Today, while lying in the OR waiting for the anesthesiologist to put me under for the cervical biopsy I needed to have done, trying to do some Zen breathing so as not to cry because I’m a baby…. and was terrified and very anxious, my very professional gynecologist came up beside me and held my hand while I faded off into oblivion. I wonder if she has any idea what that meant to me?

Friday, October 20, 2006

Stuck in a Hallway - Lond Island Advance Column

This is my fourth guest column for The Long Island Advance. It may sound familiar to some of you who have been reading this blog for a while. It's the second "Stuck in a Hallway" piece, and yet, this is a bit different from the first....

I really dislike the expression “When one door closes, another door opens.” Especially when you’re really feeling like you’re stuck in a dark hallway with the door behind you almost completely closed, and you have no idea where the end of the hallway is, or if there will be another door once you get to it.

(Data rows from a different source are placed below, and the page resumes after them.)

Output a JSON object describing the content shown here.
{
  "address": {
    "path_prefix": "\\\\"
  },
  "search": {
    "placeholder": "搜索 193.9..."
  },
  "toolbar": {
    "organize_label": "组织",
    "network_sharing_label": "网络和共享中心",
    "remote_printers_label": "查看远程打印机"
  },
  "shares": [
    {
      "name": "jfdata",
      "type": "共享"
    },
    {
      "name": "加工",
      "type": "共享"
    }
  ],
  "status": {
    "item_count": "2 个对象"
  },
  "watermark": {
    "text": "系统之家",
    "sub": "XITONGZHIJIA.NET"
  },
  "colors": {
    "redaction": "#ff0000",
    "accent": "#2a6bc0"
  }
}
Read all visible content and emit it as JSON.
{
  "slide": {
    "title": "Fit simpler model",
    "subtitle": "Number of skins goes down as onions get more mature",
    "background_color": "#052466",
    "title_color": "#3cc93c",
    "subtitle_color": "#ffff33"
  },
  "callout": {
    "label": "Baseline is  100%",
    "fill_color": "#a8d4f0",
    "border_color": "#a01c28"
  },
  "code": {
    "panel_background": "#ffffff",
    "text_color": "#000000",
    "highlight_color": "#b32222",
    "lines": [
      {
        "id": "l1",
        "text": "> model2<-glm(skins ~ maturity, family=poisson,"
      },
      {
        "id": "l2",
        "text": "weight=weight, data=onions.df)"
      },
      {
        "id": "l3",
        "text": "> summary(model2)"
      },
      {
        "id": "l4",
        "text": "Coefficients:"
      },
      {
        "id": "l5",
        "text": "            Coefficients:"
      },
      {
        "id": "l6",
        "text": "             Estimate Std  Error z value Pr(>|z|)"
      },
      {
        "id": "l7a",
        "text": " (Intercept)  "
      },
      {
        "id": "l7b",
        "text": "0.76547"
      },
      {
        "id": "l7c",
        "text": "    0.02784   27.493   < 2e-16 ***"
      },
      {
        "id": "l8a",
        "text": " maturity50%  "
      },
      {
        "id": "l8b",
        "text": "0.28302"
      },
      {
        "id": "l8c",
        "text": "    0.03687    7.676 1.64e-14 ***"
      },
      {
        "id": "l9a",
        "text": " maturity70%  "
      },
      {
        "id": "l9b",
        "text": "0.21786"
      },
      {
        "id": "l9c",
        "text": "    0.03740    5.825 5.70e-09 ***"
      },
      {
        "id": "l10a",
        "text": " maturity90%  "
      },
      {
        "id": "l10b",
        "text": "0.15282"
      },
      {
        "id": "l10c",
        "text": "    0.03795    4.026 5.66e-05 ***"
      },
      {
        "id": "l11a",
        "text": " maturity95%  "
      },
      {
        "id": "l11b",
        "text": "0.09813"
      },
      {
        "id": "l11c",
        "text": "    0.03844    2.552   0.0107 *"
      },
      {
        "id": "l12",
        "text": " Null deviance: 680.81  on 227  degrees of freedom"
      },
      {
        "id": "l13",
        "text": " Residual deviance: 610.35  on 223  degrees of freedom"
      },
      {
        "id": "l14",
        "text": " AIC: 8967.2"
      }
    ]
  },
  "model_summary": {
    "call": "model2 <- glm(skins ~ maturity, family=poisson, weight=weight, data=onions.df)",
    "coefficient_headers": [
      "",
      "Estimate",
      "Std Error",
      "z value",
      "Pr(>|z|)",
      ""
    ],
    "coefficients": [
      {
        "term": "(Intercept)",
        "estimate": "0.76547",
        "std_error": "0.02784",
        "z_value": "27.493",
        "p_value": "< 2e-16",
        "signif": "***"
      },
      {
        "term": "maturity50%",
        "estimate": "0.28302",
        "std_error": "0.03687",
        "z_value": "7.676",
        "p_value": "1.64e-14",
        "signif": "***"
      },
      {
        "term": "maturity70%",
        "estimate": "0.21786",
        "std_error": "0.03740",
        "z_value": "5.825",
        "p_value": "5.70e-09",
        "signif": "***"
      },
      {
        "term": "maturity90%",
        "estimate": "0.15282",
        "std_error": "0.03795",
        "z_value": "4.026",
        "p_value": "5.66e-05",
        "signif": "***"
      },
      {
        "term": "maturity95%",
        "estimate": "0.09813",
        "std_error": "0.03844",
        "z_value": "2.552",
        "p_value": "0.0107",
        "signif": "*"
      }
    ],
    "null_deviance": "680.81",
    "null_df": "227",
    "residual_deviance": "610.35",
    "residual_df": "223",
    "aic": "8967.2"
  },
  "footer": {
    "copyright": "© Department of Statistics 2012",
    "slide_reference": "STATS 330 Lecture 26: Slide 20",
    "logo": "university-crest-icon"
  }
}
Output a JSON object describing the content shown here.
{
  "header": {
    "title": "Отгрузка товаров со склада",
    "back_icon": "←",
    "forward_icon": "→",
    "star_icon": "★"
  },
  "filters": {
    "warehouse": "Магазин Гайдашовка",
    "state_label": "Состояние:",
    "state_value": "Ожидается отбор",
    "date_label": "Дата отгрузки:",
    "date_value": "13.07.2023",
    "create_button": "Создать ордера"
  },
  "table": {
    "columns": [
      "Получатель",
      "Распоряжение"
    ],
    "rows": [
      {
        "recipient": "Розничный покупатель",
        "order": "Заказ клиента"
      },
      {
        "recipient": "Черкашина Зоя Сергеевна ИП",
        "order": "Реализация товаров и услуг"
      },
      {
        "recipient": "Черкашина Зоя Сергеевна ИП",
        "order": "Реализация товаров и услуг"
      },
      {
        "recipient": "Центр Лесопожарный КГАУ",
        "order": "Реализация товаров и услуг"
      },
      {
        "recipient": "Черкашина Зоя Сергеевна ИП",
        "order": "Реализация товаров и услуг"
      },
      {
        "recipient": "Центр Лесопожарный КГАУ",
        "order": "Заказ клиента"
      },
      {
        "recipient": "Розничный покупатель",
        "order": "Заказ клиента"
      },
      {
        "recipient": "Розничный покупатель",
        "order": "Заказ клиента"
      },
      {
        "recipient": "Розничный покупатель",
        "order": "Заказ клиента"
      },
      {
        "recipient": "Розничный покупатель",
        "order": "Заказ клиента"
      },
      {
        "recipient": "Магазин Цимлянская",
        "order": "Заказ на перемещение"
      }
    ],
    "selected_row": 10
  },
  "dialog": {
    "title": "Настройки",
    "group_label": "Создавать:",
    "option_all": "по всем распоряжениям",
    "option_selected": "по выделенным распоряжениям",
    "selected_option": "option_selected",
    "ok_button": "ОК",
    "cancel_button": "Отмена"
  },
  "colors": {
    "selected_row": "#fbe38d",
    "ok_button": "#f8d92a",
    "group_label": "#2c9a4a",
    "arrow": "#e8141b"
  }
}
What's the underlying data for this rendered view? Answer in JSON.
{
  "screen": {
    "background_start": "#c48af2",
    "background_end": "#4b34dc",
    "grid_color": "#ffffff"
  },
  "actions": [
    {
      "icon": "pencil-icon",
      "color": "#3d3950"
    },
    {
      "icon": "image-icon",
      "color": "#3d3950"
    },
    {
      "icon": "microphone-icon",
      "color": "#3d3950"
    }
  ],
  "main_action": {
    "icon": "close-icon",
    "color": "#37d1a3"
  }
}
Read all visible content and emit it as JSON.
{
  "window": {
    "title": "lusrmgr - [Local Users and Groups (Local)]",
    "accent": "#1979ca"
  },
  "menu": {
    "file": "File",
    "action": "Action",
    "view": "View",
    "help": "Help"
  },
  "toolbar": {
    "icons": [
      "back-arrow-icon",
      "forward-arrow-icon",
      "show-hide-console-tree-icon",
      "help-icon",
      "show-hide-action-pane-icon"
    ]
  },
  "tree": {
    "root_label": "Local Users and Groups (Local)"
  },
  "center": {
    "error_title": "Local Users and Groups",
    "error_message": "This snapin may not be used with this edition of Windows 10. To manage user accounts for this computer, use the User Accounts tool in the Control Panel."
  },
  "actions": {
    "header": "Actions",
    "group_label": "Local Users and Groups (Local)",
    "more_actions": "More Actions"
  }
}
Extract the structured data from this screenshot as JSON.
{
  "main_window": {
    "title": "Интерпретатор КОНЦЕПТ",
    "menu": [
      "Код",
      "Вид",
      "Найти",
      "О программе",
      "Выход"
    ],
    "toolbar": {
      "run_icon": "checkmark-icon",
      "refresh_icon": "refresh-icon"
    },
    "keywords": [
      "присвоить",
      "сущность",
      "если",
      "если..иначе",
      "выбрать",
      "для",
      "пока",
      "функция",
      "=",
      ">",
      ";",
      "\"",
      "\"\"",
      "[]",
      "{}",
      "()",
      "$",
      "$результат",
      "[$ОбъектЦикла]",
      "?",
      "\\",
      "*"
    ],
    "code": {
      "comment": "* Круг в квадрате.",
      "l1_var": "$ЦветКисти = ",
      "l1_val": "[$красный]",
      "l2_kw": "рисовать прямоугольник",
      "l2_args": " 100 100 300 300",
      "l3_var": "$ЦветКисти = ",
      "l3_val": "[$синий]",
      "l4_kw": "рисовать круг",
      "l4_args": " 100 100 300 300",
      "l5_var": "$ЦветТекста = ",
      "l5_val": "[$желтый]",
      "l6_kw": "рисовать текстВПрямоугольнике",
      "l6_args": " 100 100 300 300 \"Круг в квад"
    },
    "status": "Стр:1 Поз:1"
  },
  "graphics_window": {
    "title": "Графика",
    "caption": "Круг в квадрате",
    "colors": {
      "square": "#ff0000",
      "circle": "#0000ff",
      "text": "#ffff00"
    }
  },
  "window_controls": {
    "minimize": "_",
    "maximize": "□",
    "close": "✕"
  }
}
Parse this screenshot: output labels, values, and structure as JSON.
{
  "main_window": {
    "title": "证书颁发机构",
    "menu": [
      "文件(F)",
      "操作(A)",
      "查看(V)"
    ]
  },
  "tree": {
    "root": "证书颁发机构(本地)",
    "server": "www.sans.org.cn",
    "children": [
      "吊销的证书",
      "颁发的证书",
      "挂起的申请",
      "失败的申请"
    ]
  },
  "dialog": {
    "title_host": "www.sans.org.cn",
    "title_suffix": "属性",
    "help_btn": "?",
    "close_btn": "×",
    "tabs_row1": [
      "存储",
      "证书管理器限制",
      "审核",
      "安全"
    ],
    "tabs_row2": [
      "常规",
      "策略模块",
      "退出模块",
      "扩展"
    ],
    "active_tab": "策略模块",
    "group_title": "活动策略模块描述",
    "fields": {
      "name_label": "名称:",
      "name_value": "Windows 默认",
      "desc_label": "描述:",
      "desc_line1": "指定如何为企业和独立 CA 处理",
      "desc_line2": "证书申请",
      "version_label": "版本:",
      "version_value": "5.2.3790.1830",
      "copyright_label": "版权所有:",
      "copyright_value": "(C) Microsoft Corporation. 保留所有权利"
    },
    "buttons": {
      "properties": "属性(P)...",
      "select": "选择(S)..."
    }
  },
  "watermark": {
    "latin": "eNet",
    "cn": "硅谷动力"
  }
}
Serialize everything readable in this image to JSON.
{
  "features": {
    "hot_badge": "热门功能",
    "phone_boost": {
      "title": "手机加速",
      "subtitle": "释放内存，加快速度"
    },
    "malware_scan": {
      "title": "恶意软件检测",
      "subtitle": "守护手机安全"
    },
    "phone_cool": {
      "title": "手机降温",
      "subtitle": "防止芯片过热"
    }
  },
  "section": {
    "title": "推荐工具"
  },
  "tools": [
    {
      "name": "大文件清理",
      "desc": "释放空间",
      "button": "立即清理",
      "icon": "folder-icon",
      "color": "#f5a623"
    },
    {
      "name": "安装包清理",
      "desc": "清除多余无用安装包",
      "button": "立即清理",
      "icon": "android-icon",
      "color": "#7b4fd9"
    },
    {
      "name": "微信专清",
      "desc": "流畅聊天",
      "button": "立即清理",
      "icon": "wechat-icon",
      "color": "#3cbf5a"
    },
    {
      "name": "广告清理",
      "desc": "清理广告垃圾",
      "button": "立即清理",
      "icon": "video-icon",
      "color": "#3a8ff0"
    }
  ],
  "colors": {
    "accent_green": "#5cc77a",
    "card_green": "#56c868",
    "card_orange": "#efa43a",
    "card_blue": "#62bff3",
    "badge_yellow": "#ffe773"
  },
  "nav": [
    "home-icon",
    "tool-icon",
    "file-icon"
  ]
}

I was stuck in a hallway for long time. Probably close to a year. And it was dark and I had no flashlight or even a book of matches. In my case, a scented candle would have been nice, but I didn’t have one of them either. I had to start out walking down my hallway pretty much in total darkness. For about a year, I just stood…. still bathed in a tiny bit of light from that almost closed door, and when I finally started to move and got further away from it, the journey became more difficult, at least for a while. Gradually though, I started to see a glimmer of light ahead of me, and now, after two years I think I’m about ready to finally step through the door that I found at the end, and wow, does it look bright!

I did a lot of walking to get down this hallway and it wasn’t always easy. Patience was needed to accomplish this and it is not one of my virtues. I painted a bedroom, purchased a small amount of furniture, found a part time writing job, went back to school, bought a car, sat on my parents and my friend’s couches and cried, started going to the movies by myself, learned to balance my checkbook, went through a lot of boxes filled with stuff from my old life and had a yard sale, learned to smile at interesting people, joined a writing group, and have made a number of new, interesting friends. I will soon graduate with a Bachelor’s degree and have started interviewing on a quest for a new job that will hopefully allow me to swim in deeper water. Yes, it has been a busy year and a year that has finally allowed me to see the progress that I have made in very concrete ways.

It’s hard to do this sort of personal writing in a small, local newspaper. In many ways it would be far easier to write for a much larger publication, which would feel more anonymous. It’s difficult to be an unknown when you are writing about what it feels like to get a new life and your picture and name appear above your writing, in the small town that you’ve lived in for your entire life. It makes writing the more difficult stuff, impossible. For me though, this is the only kind of writing that I can do right now. It sounds a bit self-centered, this writing that is “all about me,” and yet it really isn’t just about that.

In the short time that I’ve had to “write in my own voice” in this space that Brian Curry so graciously loans me, I’ve had the pleasure of talking to people who have read what I’ve written here, and who are able to relate to the experiences that I talk about. It’s reinforcing to realize that I am not alone in this “getting a new life” experience, and to have someone tell me that the words I have written have made a difference in their lives, is truly huge for me. Certainly we’re not talking major life changing differences, but subtle difference in the way people view themselves, where they are heading, and helping them realize that they can get there in one piece.

So, yes, in many ways this is all about me, and yet it is about so much more. If just one person reads this and realizes that although they may be stuck in a dark hallway now, that does not have to be the case forever, then my job for today is done.